“It’s a crazy world these days and there’s a lot going on that doesn’t make sense,” Williams said. “I think it’s important that we pause and remind ourselves of the important messages and what’s really important. So with that in mind, this is the shirt, ‘Hate Will Never Win.’ That is the message. And I’d like to ask you to keep that in your heart and minds in the upcoming weeks.”

Bergh, Williams and Locke selfie it up at the CARMA webcast.

Bergh, Williams and Locke selfie it up at the CARMA webcast.

Bergh began the day with his talk, “The Reproducibility of Empirical Management Research: Tests, Applications and Recommendations.” Reproducibility is defined as obtaining the same results when reanalyzing the same data. It can be used to confirm the findings reported in a focal study and serve as a preliminary step in the replication process. Bergh explained why reproducibility has become an important part of the research process. He went on to describe how to test it and identify when those results are robust. He also shared how to report on findings from applying those tests to published work, relate their relevance to replication and wrapped up by offering his recommendations for the publication process.

In the second lecture, Locke presented, “Coding for Discovery in Qualitative Analysis.” During her presentation, Locke discussed an ongoing stream of work focused on bringing forward discovery in qualitative research practice and in its representation in methodological accounts. Specifically, she explored how researchers enact the analytic practice of coding in relation to theorizing by analyzing researcher descriptions of coding in methods sections of empirical articles published in five highly regarded journals from 2013 to 2015. Locke concluded by describing three identified patterns that represent differing relations between coding and theorized and discussed their implications for discovery in theorizing.

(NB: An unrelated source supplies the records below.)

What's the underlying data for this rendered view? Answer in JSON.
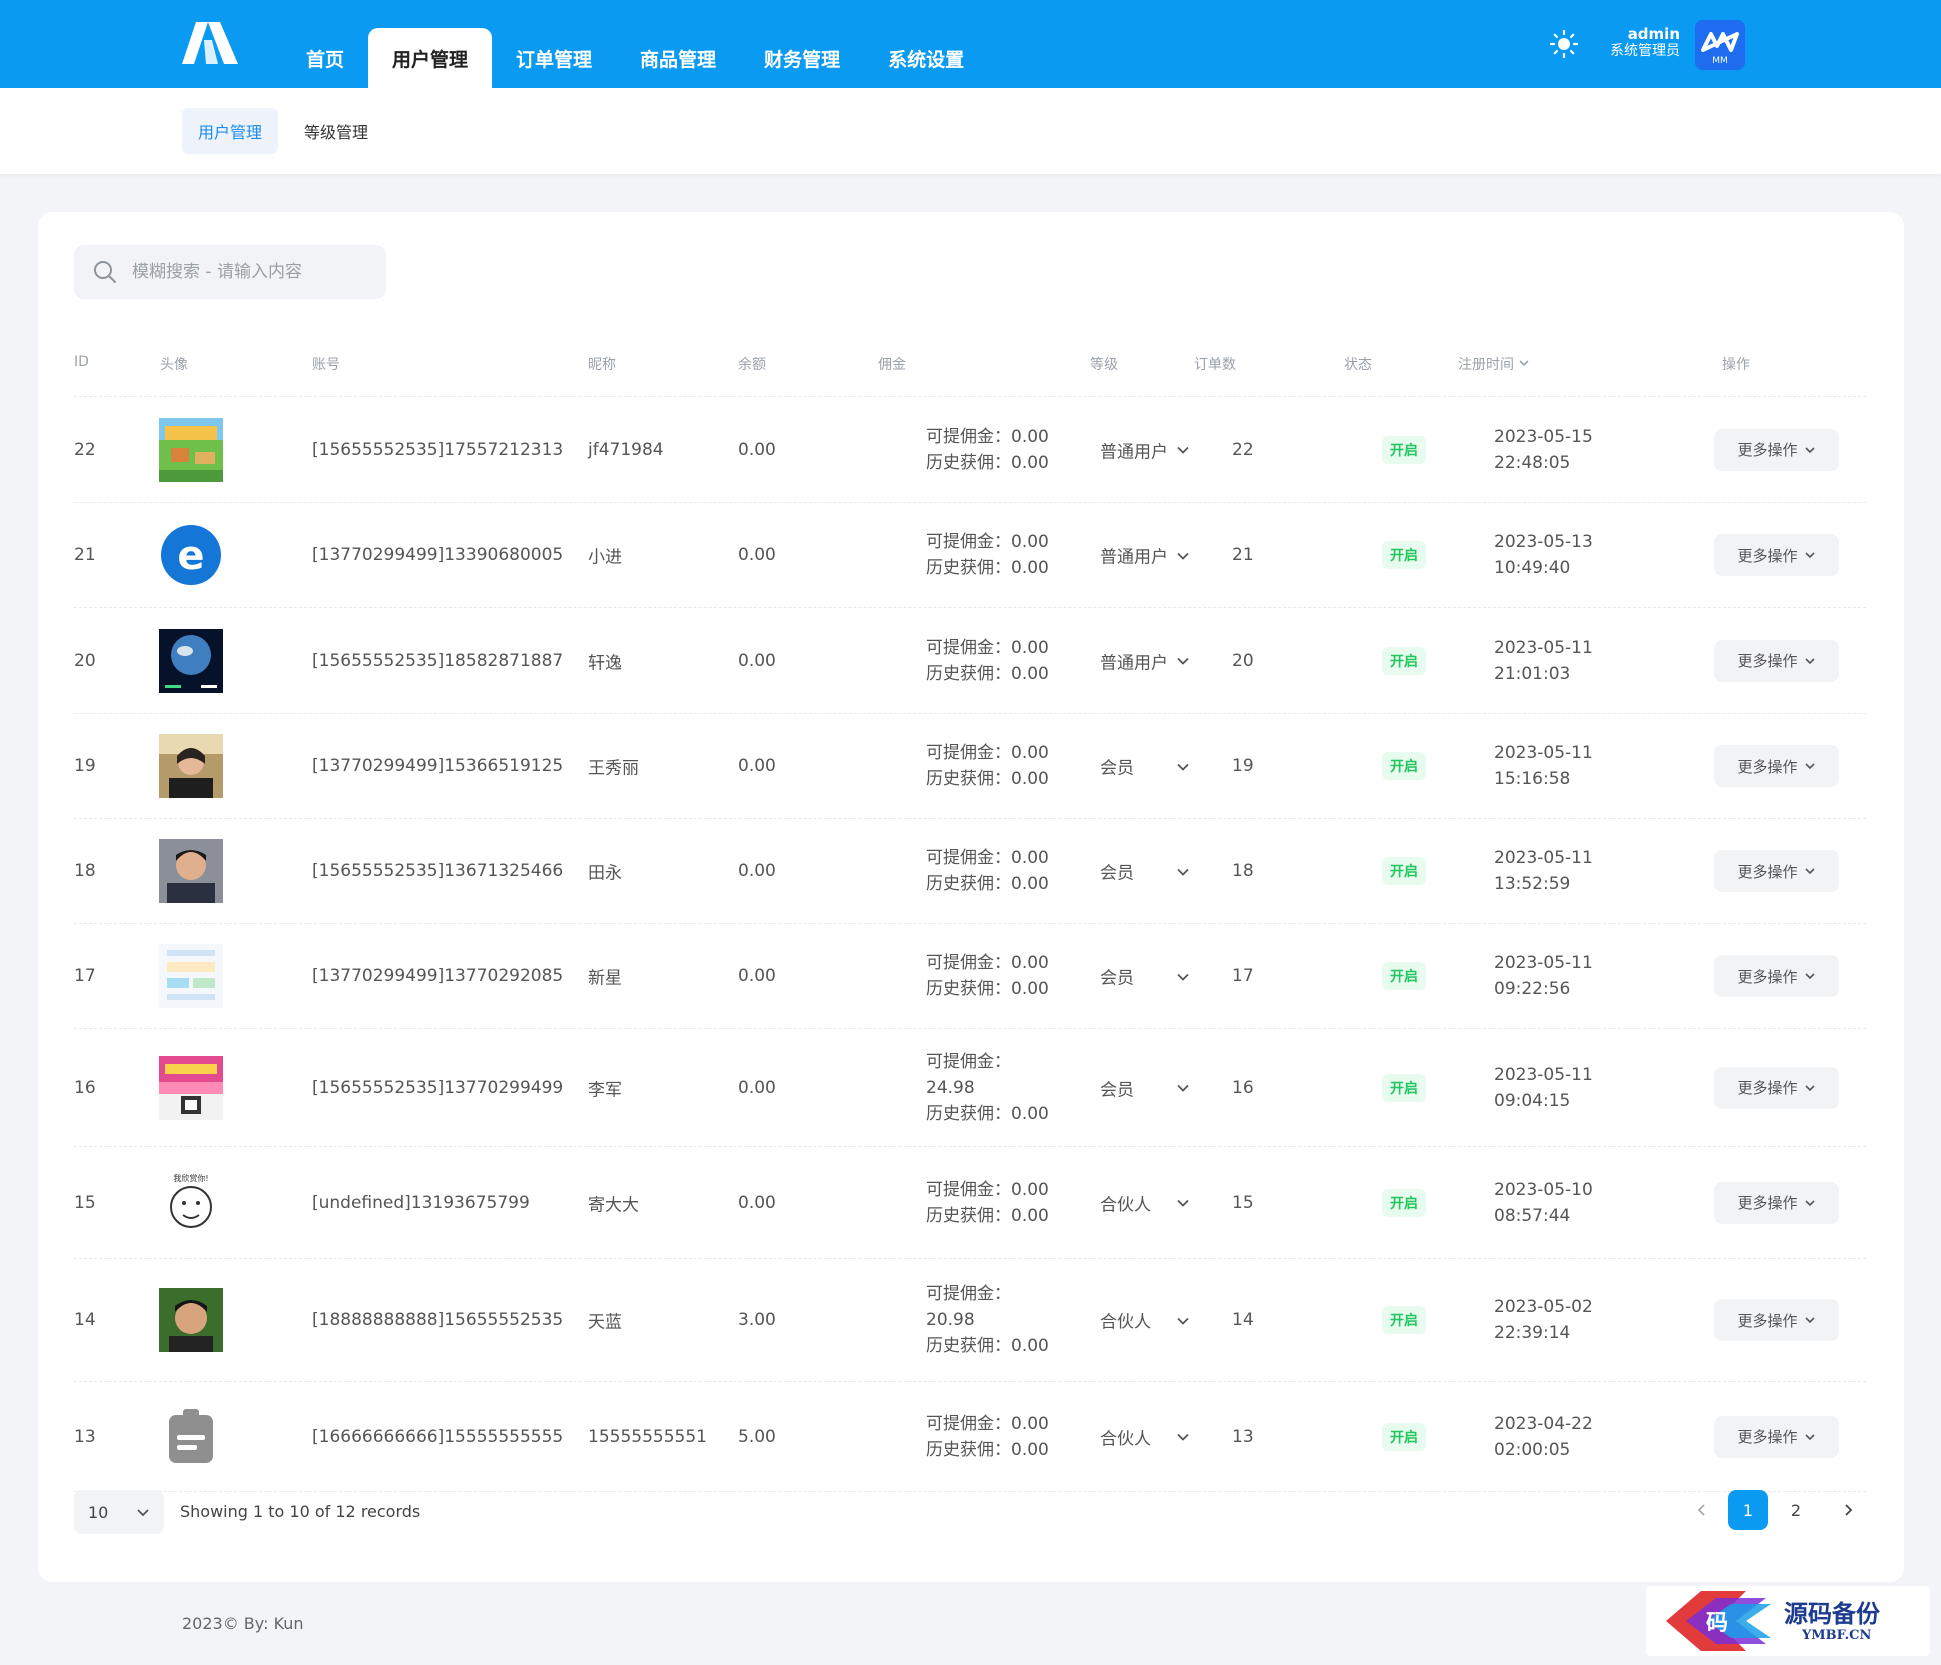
{
  "brand": {
    "accent": "#0b9af2",
    "avatar_label": "MM"
  },
  "nav": [
    {
      "label": "首页",
      "active": false
    },
    {
      "label": "用户管理",
      "active": true
    },
    {
      "label": "订单管理",
      "active": false
    },
    {
      "label": "商品管理",
      "active": false
    },
    {
      "label": "财务管理",
      "active": false
    },
    {
      "label": "系统设置",
      "active": false
    }
  ],
  "user": {
    "name": "admin",
    "role": "系统管理员"
  },
  "subnav": [
    {
      "label": "用户管理",
      "active": true
    },
    {
      "label": "等级管理",
      "active": false
    }
  ],
  "search": {
    "placeholder": "模糊搜索 - 请输入内容",
    "value": ""
  },
  "columns": [
    "ID",
    "头像",
    "账号",
    "昵称",
    "余额",
    "佣金",
    "等级",
    "订单数",
    "状态",
    "注册时间",
    "操作"
  ],
  "rows": [
    {
      "id": "22",
      "avatar": "game-thumbnail",
      "account": "[15655552535]17557212313",
      "nickname": "jf471984",
      "balance": "0.00",
      "commission_lines": [
        "可提佣金：0.00",
        "历史获佣：0.00"
      ],
      "level": "普通用户",
      "orders": "22",
      "status": "开启",
      "reg_date": "2023-05-15",
      "reg_time": "22:48:05",
      "action": "更多操作"
    },
    {
      "id": "21",
      "avatar": "telecom-logo",
      "account": "[13770299499]13390680005",
      "nickname": "小进",
      "balance": "0.00",
      "commission_lines": [
        "可提佣金：0.00",
        "历史获佣：0.00"
      ],
      "level": "普通用户",
      "orders": "21",
      "status": "开启",
      "reg_date": "2023-05-13",
      "reg_time": "10:49:40",
      "action": "更多操作"
    },
    {
      "id": "20",
      "avatar": "earth-photo",
      "account": "[15655552535]18582871887",
      "nickname": "轩逸",
      "balance": "0.00",
      "commission_lines": [
        "可提佣金：0.00",
        "历史获佣：0.00"
      ],
      "level": "普通用户",
      "orders": "20",
      "status": "开启",
      "reg_date": "2023-05-11",
      "reg_time": "21:01:03",
      "action": "更多操作"
    },
    {
      "id": "19",
      "avatar": "woman-photo",
      "account": "[13770299499]15366519125",
      "nickname": "王秀丽",
      "balance": "0.00",
      "commission_lines": [
        "可提佣金：0.00",
        "历史获佣：0.00"
      ],
      "level": "会员",
      "orders": "19",
      "status": "开启",
      "reg_date": "2023-05-11",
      "reg_time": "15:16:58",
      "action": "更多操作"
    },
    {
      "id": "18",
      "avatar": "man-photo",
      "account": "[15655552535]13671325466",
      "nickname": "田永",
      "balance": "0.00",
      "commission_lines": [
        "可提佣金：0.00",
        "历史获佣：0.00"
      ],
      "level": "会员",
      "orders": "18",
      "status": "开启",
      "reg_date": "2023-05-11",
      "reg_time": "13:52:59",
      "action": "更多操作"
    },
    {
      "id": "17",
      "avatar": "screenshot-thumbnail",
      "account": "[13770299499]13770292085",
      "nickname": "新星",
      "balance": "0.00",
      "commission_lines": [
        "可提佣金：0.00",
        "历史获佣：0.00"
      ],
      "level": "会员",
      "orders": "17",
      "status": "开启",
      "reg_date": "2023-05-11",
      "reg_time": "09:22:56",
      "action": "更多操作"
    },
    {
      "id": "16",
      "avatar": "poster-thumbnail",
      "account": "[15655552535]13770299499",
      "nickname": "李军",
      "balance": "0.00",
      "commission_lines": [
        "可提佣金：",
        "24.98",
        "历史获佣：0.00"
      ],
      "level": "会员",
      "orders": "16",
      "status": "开启",
      "reg_date": "2023-05-11",
      "reg_time": "09:04:15",
      "action": "更多操作"
    },
    {
      "id": "15",
      "avatar": "meme-face",
      "account": "[undefined]13193675799",
      "nickname": "寄大大",
      "balance": "0.00",
      "commission_lines": [
        "可提佣金：0.00",
        "历史获佣：0.00"
      ],
      "level": "合伙人",
      "orders": "15",
      "status": "开启",
      "reg_date": "2023-05-10",
      "reg_time": "08:57:44",
      "action": "更多操作"
    },
    {
      "id": "14",
      "avatar": "boy-photo",
      "account": "[18888888888]15655552535",
      "nickname": "天蓝",
      "balance": "3.00",
      "commission_lines": [
        "可提佣金：",
        "20.98",
        "历史获佣：0.00"
      ],
      "level": "合伙人",
      "orders": "14",
      "status": "开启",
      "reg_date": "2023-05-02",
      "reg_time": "22:39:14",
      "action": "更多操作"
    },
    {
      "id": "13",
      "avatar": "default-avatar",
      "account": "[16666666666]15555555555",
      "nickname": "15555555551",
      "balance": "5.00",
      "commission_lines": [
        "可提佣金：0.00",
        "历史获佣：0.00"
      ],
      "level": "合伙人",
      "orders": "13",
      "status": "开启",
      "reg_date": "2023-04-22",
      "reg_time": "02:00:05",
      "action": "更多操作"
    }
  ],
  "pagination": {
    "page_size": "10",
    "summary": "Showing 1 to 10 of 12 records",
    "pages": [
      "1",
      "2"
    ],
    "current": "1"
  },
  "footer": {
    "copyright": "2023© By: Kun"
  },
  "watermark": {
    "title": "源码备份",
    "domain": "YMBF.CN",
    "glyph": "码"
  }
}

The live lecture, along with the entire webcast series is available online. Becoming a CARMA website user and affiliation with the University of Nebraska–Lincoln provides access to the series. To sign up, visit: Members gain free access to more than 125 past webcasts on topics such as structural equation modeling, social network analysis, item response theory and many other research methods.